Why not?

A trick can be done anywhere. I can enjoy the experience of a trick at every skatepark. I do it and it always means the same thing. It’s always itself but a line is spot specific. And what Mike Carroll did means so much for that spot.

I was watching this French movie where they’re talking about Pascal and there’s this quote about the vast expanse of infinite spaces being frightening. That’s a beautiful sequence of words and it means something to anyone who hears it, but what Pascal is talking about has a lot to do with religion and the state of society at that time, like coming to terms with that idea of life without a God. In the same way, Mike’s line at the SF library is specific to him and the spot.

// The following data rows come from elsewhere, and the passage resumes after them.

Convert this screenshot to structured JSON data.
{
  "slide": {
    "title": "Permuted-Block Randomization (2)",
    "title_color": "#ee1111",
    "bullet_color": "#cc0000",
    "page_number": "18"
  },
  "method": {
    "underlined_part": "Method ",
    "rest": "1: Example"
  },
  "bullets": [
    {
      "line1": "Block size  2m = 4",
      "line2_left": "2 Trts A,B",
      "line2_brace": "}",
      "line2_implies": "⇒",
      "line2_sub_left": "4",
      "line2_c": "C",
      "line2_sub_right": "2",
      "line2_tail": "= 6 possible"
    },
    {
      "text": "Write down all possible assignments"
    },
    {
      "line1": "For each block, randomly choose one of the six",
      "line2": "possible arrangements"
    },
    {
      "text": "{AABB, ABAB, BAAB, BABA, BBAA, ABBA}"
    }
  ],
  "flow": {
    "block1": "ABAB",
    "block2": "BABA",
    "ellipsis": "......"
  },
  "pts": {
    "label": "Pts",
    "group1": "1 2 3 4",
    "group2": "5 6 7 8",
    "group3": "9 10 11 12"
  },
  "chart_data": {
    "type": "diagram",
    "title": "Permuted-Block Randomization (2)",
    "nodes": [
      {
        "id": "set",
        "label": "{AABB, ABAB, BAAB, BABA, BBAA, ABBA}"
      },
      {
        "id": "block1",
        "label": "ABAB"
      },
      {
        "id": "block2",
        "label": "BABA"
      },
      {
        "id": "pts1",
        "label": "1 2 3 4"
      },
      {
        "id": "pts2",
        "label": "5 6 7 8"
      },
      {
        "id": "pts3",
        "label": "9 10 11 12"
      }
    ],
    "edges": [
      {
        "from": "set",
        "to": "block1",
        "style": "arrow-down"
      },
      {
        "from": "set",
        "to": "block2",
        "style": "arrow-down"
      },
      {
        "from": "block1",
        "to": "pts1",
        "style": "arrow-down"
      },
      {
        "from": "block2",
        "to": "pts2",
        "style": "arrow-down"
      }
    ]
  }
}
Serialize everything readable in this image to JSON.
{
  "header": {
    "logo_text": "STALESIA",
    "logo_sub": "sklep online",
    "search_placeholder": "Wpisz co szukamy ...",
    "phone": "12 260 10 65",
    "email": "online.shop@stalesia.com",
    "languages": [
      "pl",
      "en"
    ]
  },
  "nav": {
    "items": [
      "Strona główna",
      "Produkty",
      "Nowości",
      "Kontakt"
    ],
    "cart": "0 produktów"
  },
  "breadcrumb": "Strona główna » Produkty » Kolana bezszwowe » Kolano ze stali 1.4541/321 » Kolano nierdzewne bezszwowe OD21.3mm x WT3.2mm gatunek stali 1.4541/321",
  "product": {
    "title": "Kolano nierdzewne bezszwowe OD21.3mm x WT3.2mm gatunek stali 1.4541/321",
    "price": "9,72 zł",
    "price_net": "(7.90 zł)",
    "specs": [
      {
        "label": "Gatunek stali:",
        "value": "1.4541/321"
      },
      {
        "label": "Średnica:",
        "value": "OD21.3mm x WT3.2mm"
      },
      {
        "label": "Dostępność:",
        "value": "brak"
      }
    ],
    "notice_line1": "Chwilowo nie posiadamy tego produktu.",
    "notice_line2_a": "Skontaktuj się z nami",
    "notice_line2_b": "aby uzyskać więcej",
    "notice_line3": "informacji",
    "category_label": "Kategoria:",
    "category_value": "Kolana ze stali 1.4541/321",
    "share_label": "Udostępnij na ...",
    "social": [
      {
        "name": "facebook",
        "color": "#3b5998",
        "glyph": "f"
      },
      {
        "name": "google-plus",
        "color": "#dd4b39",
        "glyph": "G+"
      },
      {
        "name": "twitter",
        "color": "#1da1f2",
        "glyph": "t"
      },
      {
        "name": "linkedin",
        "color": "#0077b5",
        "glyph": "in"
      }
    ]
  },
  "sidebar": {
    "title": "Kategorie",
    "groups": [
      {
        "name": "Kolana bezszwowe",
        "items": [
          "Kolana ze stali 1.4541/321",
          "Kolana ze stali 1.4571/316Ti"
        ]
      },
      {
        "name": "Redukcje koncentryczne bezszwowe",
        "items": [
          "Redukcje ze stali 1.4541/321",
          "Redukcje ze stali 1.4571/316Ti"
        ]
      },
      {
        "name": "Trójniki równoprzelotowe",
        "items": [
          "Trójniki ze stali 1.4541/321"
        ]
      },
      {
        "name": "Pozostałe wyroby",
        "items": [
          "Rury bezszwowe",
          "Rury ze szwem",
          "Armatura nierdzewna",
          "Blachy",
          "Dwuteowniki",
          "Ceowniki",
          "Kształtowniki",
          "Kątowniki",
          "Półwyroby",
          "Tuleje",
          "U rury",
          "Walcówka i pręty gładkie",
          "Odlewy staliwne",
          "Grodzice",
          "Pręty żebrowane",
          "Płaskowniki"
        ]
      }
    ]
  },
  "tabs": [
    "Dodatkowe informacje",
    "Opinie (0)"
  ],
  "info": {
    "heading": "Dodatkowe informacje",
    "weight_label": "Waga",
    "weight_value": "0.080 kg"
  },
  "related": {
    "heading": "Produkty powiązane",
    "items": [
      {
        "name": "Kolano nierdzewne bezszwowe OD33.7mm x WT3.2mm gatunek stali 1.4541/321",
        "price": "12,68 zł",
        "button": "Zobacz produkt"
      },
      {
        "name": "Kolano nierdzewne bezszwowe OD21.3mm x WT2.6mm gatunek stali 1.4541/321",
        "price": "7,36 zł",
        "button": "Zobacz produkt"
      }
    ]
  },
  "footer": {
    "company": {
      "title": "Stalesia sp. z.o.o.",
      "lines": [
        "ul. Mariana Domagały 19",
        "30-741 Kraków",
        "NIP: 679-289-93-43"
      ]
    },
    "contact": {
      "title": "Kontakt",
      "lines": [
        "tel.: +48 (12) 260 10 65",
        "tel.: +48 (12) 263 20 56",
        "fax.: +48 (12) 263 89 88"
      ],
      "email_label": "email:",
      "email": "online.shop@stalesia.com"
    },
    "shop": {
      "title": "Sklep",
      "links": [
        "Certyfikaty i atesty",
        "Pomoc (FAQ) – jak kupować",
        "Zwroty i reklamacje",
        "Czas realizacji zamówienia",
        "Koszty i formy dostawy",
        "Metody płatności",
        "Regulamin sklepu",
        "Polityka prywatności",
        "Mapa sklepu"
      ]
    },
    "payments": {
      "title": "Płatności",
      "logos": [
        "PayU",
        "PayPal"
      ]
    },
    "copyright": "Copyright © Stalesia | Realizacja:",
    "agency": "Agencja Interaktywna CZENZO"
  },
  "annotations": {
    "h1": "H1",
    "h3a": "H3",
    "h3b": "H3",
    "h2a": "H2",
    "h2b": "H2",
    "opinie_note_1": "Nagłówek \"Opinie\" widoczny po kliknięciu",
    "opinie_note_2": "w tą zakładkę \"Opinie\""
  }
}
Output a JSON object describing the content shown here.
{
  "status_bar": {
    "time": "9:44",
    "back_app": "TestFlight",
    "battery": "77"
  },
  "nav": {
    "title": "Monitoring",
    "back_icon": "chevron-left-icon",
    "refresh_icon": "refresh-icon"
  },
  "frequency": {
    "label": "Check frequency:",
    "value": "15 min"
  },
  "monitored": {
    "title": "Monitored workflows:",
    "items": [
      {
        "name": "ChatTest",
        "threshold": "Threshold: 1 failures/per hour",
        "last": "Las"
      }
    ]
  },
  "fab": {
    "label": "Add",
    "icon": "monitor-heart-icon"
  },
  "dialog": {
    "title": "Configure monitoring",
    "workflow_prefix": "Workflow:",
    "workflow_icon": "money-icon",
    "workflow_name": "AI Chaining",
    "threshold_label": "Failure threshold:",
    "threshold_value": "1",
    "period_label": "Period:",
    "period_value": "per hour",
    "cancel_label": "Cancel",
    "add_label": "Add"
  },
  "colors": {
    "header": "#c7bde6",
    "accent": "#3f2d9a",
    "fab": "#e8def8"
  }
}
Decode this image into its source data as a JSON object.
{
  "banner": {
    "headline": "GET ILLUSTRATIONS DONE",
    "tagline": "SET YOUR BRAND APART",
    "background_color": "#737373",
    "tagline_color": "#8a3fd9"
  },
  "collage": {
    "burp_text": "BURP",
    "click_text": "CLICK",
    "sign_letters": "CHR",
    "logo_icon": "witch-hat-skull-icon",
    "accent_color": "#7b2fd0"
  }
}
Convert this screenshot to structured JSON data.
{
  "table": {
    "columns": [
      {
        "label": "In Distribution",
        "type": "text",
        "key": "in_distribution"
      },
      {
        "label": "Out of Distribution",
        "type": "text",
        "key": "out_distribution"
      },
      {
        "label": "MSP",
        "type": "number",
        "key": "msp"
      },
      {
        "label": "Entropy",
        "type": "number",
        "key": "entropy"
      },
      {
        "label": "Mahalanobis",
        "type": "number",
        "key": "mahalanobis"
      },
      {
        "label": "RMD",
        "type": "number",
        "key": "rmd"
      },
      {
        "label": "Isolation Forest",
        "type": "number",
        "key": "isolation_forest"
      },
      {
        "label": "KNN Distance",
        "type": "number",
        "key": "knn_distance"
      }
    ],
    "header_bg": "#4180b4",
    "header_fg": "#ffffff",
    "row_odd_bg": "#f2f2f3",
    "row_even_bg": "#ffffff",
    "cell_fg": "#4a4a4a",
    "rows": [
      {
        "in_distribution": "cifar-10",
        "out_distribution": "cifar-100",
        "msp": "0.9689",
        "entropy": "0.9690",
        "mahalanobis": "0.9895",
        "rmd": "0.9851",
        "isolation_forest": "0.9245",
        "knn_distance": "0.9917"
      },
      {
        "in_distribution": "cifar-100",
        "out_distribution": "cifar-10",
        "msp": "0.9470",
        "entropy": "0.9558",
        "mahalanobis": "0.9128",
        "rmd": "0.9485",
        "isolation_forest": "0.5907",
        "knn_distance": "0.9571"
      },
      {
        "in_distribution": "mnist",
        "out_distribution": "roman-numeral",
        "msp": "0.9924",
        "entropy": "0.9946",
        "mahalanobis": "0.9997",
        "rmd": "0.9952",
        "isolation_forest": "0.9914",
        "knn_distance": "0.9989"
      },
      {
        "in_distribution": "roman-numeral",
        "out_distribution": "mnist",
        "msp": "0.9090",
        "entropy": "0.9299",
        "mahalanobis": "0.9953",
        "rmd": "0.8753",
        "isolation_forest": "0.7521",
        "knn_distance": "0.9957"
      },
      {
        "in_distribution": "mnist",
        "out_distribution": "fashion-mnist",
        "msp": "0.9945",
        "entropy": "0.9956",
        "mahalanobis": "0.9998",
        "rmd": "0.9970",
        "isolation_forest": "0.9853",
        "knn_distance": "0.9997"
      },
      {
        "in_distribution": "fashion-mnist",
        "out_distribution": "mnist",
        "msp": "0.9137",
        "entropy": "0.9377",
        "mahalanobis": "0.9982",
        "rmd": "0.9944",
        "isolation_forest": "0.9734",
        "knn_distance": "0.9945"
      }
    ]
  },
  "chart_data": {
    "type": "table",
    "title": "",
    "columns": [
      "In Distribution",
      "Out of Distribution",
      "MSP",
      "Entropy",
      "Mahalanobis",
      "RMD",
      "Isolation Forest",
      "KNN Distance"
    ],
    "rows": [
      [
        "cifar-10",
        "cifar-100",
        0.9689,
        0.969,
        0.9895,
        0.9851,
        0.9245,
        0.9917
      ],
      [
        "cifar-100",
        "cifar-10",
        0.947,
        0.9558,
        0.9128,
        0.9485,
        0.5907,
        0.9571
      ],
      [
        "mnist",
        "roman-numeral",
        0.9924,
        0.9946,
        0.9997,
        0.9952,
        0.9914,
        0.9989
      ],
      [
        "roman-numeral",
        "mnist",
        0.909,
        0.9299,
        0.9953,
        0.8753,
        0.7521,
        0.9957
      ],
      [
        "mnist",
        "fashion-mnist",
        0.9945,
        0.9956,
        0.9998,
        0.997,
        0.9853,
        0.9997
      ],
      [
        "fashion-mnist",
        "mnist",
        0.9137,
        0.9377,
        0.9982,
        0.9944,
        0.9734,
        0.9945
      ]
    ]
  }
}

If you went to the same library and did the same line, it’d be a quote, right? Is it interesting to you to embody that history?

Yeah, totally. I did that somewhat recently at Pier Seven, a skate spot in San Francisco. It’s been recently unknobbed after 15 years of being knobbed and unskateable. And so I went there, 15 years after I skated it as a kid. And now I can do things I saw on videos back then. I did them for Instagram, just to show people and enter the conversation. Like, do you remember when this guy did that there? And when I was embodying it, I realized how hard some of their lines actually were. That gave me a deeper appreciation for them.

What does skating mean to you? What can be learned from it?

Skating is a beautiful way to experience the world. It’s a visceral experience and a great way to have fun that gives you a deep feeling of your body, of being in space and in cities. And then, being a pro skater allows for me to have all these other experiences, to travel and do other projects. It also teaches me a lot about creating work, you know, thinking about perfectionism, composition, editing, and expressing what I want to express. What can the average person learn from skating? I think they might be surprised to know that the skater cruising around on the street is actually a deeply involved member of a community who is passionate about what they are doing. Someone who is dedicated. And that’s a really beautiful way to live.

Any book recommendations?

Edinburgh by Alexander Chee. It’s a novel about love with really beautiful language. I also loved Eula Biss’ Having and Being Had, which is so well-written. It’s about being a member of capitalist society and all the tortuous, sinuous complications that poses.